A Phase-Based Approach for On-Chip Bus Architecture Optimization
H. J Lee

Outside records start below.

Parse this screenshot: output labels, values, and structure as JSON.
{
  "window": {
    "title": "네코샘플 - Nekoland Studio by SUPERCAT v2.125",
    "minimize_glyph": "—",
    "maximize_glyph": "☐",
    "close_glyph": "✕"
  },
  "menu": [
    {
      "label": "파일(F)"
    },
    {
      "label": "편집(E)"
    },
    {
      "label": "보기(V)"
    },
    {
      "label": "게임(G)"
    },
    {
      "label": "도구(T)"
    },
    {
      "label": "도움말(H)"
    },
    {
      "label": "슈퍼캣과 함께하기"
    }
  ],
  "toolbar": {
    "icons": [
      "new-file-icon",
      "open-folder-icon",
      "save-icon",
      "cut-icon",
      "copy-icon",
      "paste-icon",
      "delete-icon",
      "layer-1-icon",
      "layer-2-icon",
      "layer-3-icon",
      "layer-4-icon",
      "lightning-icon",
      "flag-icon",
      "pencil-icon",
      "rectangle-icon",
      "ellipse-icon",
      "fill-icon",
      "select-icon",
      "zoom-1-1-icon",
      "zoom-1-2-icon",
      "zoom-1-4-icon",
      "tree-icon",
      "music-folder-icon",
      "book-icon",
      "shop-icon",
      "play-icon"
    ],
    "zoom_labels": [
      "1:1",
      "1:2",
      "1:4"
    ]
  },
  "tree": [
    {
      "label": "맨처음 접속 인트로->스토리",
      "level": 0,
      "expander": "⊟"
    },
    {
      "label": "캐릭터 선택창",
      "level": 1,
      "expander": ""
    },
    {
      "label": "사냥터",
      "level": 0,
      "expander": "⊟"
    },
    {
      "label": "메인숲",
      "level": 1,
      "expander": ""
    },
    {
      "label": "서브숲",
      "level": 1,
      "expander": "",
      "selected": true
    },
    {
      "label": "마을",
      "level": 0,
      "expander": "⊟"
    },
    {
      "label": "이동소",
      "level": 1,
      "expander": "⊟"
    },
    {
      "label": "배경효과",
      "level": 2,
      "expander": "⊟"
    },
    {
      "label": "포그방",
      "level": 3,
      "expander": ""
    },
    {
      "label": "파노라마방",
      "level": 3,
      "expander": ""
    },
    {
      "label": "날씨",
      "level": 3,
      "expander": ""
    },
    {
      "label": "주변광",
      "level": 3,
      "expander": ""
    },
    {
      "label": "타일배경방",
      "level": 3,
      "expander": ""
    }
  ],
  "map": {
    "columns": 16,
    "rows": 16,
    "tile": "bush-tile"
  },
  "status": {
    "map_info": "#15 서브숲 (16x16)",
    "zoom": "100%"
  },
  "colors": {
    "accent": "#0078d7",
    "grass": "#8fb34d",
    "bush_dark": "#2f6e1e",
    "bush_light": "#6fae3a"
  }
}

As the integration scale of a chip increases, on-chip interconnects suffer from the increased area occupied by a large number of bus signals. To reduce the overhead for communication, this paper formulates a new concept of an on-chip communication approach, called phase-based interconnection, with an example protocol, system-on-chip network protocol (SNP). In the phase-based communication, a small number of signals called phase signals are used to distinguish the types of signals transmitted through the main communication channel. To identify transactions transmitted through the channel, the SNP protocol defines the allowed sequence of phases for each transaction. A theoretical framework provides conditions for a phase-based protocol to allow immediate decoding of transactions. Simulation results show that the bandwidth of SNP is greater than that of a de facto standard bus protocol although SNP has wires only about three-fifths of the standard bus protocol. Although the signal-toggling rate is increased because of the multiplexed transmission of various signals through a single communication channel, simulation results show that the increase is not significant for multimedia applications that frequently transmit burst transfers. The phase omission of SNP helps to reduce the transaction failure rate to 65% while the hardware implementation cost for the support of phase omission is negligible.